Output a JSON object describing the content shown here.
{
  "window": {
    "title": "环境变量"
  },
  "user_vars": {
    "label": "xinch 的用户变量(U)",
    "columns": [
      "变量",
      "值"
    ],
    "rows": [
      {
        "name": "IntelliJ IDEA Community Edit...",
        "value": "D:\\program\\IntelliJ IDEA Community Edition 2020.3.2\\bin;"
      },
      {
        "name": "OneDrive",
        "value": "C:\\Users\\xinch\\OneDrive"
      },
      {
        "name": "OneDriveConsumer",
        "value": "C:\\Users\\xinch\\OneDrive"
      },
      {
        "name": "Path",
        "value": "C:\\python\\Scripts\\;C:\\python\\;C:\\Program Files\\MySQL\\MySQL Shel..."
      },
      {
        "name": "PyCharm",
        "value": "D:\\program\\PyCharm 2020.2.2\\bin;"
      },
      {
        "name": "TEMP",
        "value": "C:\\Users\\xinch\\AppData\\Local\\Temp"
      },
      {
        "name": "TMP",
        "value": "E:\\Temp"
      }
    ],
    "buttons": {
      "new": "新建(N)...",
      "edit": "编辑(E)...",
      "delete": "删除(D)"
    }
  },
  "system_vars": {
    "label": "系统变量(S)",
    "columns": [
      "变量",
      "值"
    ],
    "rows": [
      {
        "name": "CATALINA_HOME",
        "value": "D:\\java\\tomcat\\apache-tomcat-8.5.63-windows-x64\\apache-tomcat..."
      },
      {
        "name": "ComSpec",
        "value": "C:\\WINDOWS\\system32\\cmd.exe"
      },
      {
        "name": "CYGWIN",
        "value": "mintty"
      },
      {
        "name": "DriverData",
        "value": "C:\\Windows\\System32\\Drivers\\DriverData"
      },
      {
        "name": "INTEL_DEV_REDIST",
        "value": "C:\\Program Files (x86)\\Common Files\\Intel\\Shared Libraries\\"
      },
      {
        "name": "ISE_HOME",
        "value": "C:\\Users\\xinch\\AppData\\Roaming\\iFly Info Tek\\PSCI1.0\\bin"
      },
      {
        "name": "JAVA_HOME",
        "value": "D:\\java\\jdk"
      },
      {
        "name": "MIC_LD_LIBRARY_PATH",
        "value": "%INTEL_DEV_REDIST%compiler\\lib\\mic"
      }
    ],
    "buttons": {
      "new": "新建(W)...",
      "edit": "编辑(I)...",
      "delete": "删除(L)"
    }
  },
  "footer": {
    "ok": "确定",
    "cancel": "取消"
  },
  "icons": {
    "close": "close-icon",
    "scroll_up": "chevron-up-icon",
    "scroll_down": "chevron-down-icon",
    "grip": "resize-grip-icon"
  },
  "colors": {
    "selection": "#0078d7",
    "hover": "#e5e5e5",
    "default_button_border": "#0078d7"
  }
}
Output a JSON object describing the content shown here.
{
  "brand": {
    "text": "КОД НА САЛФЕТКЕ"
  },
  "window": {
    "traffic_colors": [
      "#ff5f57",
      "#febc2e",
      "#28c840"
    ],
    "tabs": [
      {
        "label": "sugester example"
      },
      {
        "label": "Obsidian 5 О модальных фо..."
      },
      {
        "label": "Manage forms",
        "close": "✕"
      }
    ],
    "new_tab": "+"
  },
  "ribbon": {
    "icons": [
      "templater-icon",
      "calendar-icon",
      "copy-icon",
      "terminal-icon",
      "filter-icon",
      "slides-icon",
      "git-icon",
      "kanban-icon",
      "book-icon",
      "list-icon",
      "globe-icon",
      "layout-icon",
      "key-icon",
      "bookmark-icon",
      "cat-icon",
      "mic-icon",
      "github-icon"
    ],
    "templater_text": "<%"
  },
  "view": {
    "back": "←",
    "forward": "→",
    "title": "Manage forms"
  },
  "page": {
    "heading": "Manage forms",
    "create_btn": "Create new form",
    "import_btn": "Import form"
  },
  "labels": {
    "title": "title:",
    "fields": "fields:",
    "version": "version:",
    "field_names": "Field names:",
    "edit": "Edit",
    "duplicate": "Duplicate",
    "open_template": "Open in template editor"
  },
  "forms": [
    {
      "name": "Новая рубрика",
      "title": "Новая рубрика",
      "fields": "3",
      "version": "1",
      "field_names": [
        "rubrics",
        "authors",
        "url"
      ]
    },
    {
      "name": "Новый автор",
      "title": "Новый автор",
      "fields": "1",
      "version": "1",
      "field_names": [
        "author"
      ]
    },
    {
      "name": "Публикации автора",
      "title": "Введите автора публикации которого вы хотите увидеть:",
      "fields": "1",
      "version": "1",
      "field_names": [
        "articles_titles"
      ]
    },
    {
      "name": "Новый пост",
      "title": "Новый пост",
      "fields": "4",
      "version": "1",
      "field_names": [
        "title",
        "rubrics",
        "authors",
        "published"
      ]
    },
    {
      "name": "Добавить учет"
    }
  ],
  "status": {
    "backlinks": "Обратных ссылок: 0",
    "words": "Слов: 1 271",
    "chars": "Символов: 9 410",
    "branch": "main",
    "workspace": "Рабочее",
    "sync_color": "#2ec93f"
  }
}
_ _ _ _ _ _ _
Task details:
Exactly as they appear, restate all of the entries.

The completed task:
Output a JSON object describing the content shown here.
{
  "window": {
    "title": "环境变量"
  },
  "user_vars": {
    "label": "xinch 的用户变量(U)",
    "columns": [
      "变量",
      "值"
    ],
    "rows": [
      {
        "name": "IntelliJ IDEA Community Edit...",
        "value": "D:\\program\\IntelliJ IDEA Community Edition 2020.3.2\\bin;"
      },
      {
        "name": "OneDrive",
        "value": "C:\\Users\\xinch\\OneDrive"
      },
      {
        "name": "OneDriveConsumer",
        "value": "C:\\Users\\xinch\\OneDrive"
      },
      {
        "name": "Path",
        "value": "C:\\python\\Scripts\\;C:\\python\\;C:\\Program Files\\MySQL\\MySQL Shel..."
      },
      {
        "name": "PyCharm",
        "value": "D:\\program\\PyCharm 2020.2.2\\bin;"
      },
      {
        "name": "TEMP",
        "value": "C:\\Users\\xinch\\AppData\\Local\\Temp"
      },
      {
        "name": "TMP",
        "value": "E:\\Temp"
      }
    ],
    "buttons": {
      "new": "新建(N)...",
      "edit": "编辑(E)...",
      "delete": "删除(D)"
    }
  },
  "system_vars": {
    "label": "系统变量(S)",
    "columns": [
      "变量",
      "值"
    ],
    "rows": [
      {
        "name": "CATALINA_HOME",
        "value": "D:\\java\\tomcat\\apache-tomcat-8.5.63-windows-x64\\apache-tomcat..."
      },
      {
        "name": "ComSpec",
        "value": "C:\\WINDOWS\\system32\\cmd.exe"
      },
      {
        "name": "CYGWIN",
        "value": "mintty"
      },
      {
        "name": "DriverData",
        "value": "C:\\Windows\\System32\\Drivers\\DriverData"
      },
      {
        "name": "INTEL_DEV_REDIST",
        "value": "C:\\Program Files (x86)\\Common Files\\Intel\\Shared Libraries\\"
      },
      {
        "name": "ISE_HOME",
        "value": "C:\\Users\\xinch\\AppData\\Roaming\\iFly Info Tek\\PSCI1.0\\bin"
      },
      {
        "name": "JAVA_HOME",
        "value": "D:\\java\\jdk"
      },
      {
        "name": "MIC_LD_LIBRARY_PATH",
        "value": "%INTEL_DEV_REDIST%compiler\\lib\\mic"
      }
    ],
    "buttons": {
      "new": "新建(W)...",
      "edit": "编辑(I)...",
      "delete": "删除(L)"
    }
  },
  "footer": {
    "ok": "确定",
    "cancel": "取消"
  },
  "icons": {
    "close": "close-icon",
    "scroll_up": "chevron-up-icon",
    "scroll_down": "chevron-down-icon",
    "grip": "resize-grip-icon"
  },
  "colors": {
    "selection": "#0078d7",
    "hover": "#e5e5e5",
    "default_button_border": "#0078d7"
  }
}
Output a JSON object describing the content shown here.
{
  "brand": {
    "text": "КОД НА САЛФЕТКЕ"
  },
  "window": {
    "traffic_colors": [
      "#ff5f57",
      "#febc2e",
      "#28c840"
    ],
    "tabs": [
      {
        "label": "sugester example"
      },
      {
        "label": "Obsidian 5 О модальных фо..."
      },
      {
        "label": "Manage forms",
        "close": "✕"
      }
    ],
    "new_tab": "+"
  },
  "ribbon": {
    "icons": [
      "templater-icon",
      "calendar-icon",
      "copy-icon",
      "terminal-icon",
      "filter-icon",
      "slides-icon",
      "git-icon",
      "kanban-icon",
      "book-icon",
      "list-icon",
      "globe-icon",
      "layout-icon",
      "key-icon",
      "bookmark-icon",
      "cat-icon",
      "mic-icon",
      "github-icon"
    ],
    "templater_text": "<%"
  },
  "view": {
    "back": "←",
    "forward": "→",
    "title": "Manage forms"
  },
  "page": {
    "heading": "Manage forms",
    "create_btn": "Create new form",
    "import_btn": "Import form"
  },
  "labels": {
    "title": "title:",
    "fields": "fields:",
    "version": "version:",
    "field_names": "Field names:",
    "edit": "Edit",
    "duplicate": "Duplicate",
    "open_template": "Open in template editor"
  },
  "forms": [
    {
      "name": "Новая рубрика",
      "title": "Новая рубрика",
      "fields": "3",
      "version": "1",
      "field_names": [
        "rubrics",
        "authors",
        "url"
      ]
    },
    {
      "name": "Новый автор",
      "title": "Новый автор",
      "fields": "1",
      "version": "1",
      "field_names": [
        "author"
      ]
    },
    {
      "name": "Публикации автора",
      "title": "Введите автора публикации которого вы хотите увидеть:",
      "fields": "1",
      "version": "1",
      "field_names": [
        "articles_titles"
      ]
    },
    {
      "name": "Новый пост",
      "title": "Новый пост",
      "fields": "4",
      "version": "1",
      "field_names": [
        "title",
        "rubrics",
        "authors",
        "published"
      ]
    },
    {
      "name": "Добавить учет"
    }
  ],
  "status": {
    "backlinks": "Обратных ссылок: 0",
    "words": "Слов: 1 271",
    "chars": "Символов: 9 410",
    "branch": "main",
    "workspace": "Рабочее",
    "sync_color": "#2ec93f"
  }
}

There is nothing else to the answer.